Taiwan’s armed forces should closely monitor China’s development of a new tanker aircraft, as it would significantly boost the Chinese air force’s capability to carry out long-range raids, a military expert said on Wednesday. Ou Si-fu (歐錫富), a research fellow at the Institute for National Defense and Security Research, said in an online article that China is developing a tanker variant of its Y-20 military transport aircraft, known as the Y-20U. The Y-20 has a maximum take-off weight of 220 tonnes and the tanker variant is expected to carry up to 60 tonnes of fuel, more than three times the maximum
QUARANTINE BLUNDER: The government should be responsible for a cluster infection at a hotel, as the cases have caused panic, DPP Legislator Chen Ming-wen said The Ministry of Transportation and Communications should make it mandatory for pilots and flight attendants, as well as their family members, to be vaccinated in view of a cluster of COVID-19 cases at the Novotel Taipei Taoyuan International Airport hotel, lawmakers said at a meeting of the legislature’s Transportation Committee yesterday.

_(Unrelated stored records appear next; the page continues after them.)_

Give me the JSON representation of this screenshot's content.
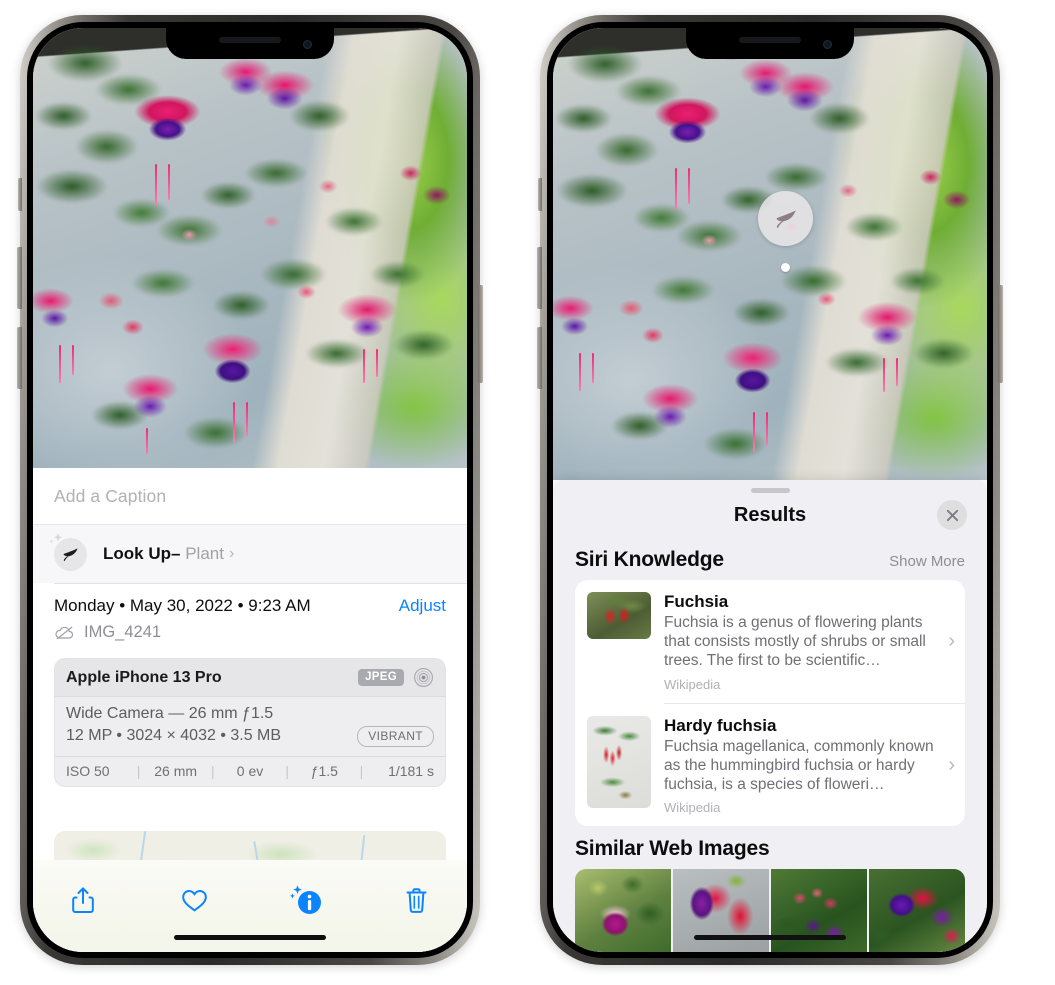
{
  "left_phone": {
    "name": "Photos app — photo info view",
    "photo": {
      "alt": "Fuchsia flowers hanging in a basket on a porch"
    },
    "caption": {
      "placeholder": "Add a Caption",
      "value": ""
    },
    "look_up": {
      "icon": "leaf-icon",
      "sparkle_icon": "sparkles-icon",
      "label": "Look Up",
      "separator": "–",
      "kind": "Plant",
      "chevron": "›"
    },
    "date_row": {
      "date_text": "Monday • May 30, 2022 • 9:23 AM",
      "adjust_label": "Adjust"
    },
    "file_row": {
      "icon": "icloud-slash-icon",
      "filename": "IMG_4241"
    },
    "exif": {
      "device": "Apple iPhone 13 Pro",
      "format_badge": "JPEG",
      "lens_icon": "aperture-icon",
      "lens_line": "Wide Camera — 26 mm ƒ1.5",
      "specs_line": "12 MP • 3024 × 4032 • 3.5 MB",
      "style_chip": "VIBRANT",
      "settings": [
        "ISO 50",
        "26 mm",
        "0 ev",
        "ƒ1.5",
        "1/181 s"
      ]
    },
    "map": {
      "name": "location-map",
      "pin": "photo-thumbnail-pin"
    },
    "toolbar": [
      {
        "name": "share-button",
        "icon": "share-icon"
      },
      {
        "name": "favorite-button",
        "icon": "heart-icon"
      },
      {
        "name": "info-button",
        "icon": "info-sparkle-icon"
      },
      {
        "name": "delete-button",
        "icon": "trash-icon"
      }
    ],
    "accent_color": "#0a84ff"
  },
  "right_phone": {
    "name": "Visual Look Up results sheet",
    "photo_badge": {
      "icon": "leaf-icon",
      "label": "plant-detected-badge"
    },
    "sheet": {
      "title": "Results",
      "close_icon": "close-icon",
      "grabber": "drag-handle"
    },
    "siri_knowledge": {
      "heading": "Siri Knowledge",
      "show_more": "Show More",
      "items": [
        {
          "title": "Fuchsia",
          "description": "Fuchsia is a genus of flowering plants that consists mostly of shrubs or small trees. The first to be scientific…",
          "source": "Wikipedia",
          "thumbnail": "fuchsia-red-flowers-thumbnail",
          "chevron": "›"
        },
        {
          "title": "Hardy fuchsia",
          "description": "Fuchsia magellanica, commonly known as the hummingbird fuchsia or hardy fuchsia, is a species of floweri…",
          "source": "Wikipedia",
          "thumbnail": "hardy-fuchsia-branch-thumbnail",
          "chevron": "›"
        }
      ]
    },
    "similar_web_images": {
      "heading": "Similar Web Images",
      "items": [
        "pink-white-fuchsia-thumbnail",
        "red-fuchsia-closeup-thumbnail",
        "fuchsia-bush-thumbnail",
        "purple-red-fuchsia-thumbnail"
      ]
    },
    "sheet_bg_color": "#efeff4"
  }
}
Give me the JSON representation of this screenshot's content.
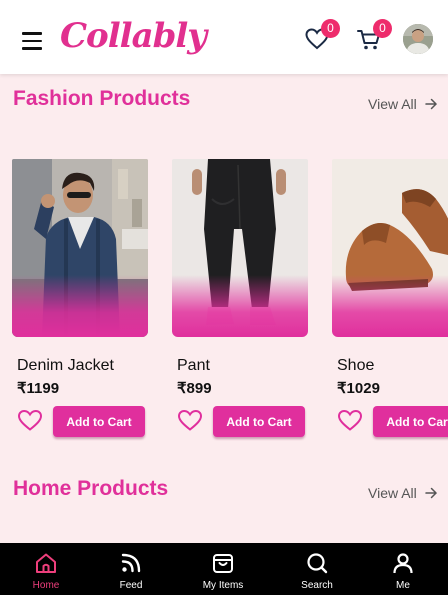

The cluster infection at the hotel had led to 28 confirmed COVID-19 cases as of Tuesday, including hotel workers, as well as China Airlines flight and cabin crew, and their family members. The Central Epidemic Command Center (CECC) yesterday tightened quarantine requirements for pilots and flight attendants, who must quarantine
‘COLD ATTITUDE’: The man claimed that his wife of nearly 50 years had not cooked or done any laundry for 40 years and that she refused to bathe A court last month rejected a man’s application for a divorce over lack of evidence that his wife “would rather feed stray dogs” than her husband. The 90-year-old man, surnamed Chao (趙), filed for divorce from his wife of nearly 50 years, surnamed Tung (董), saying that she had not cooked or done any laundry for 40 years. “Every morning my wife goes to Gaoping Bridge to feed stray dogs and does not come home until late,” Chao said. “I am 90 and I need to be taken care of,” he said, complaining of his wife’s “cold attitude” toward him. Chao also complained in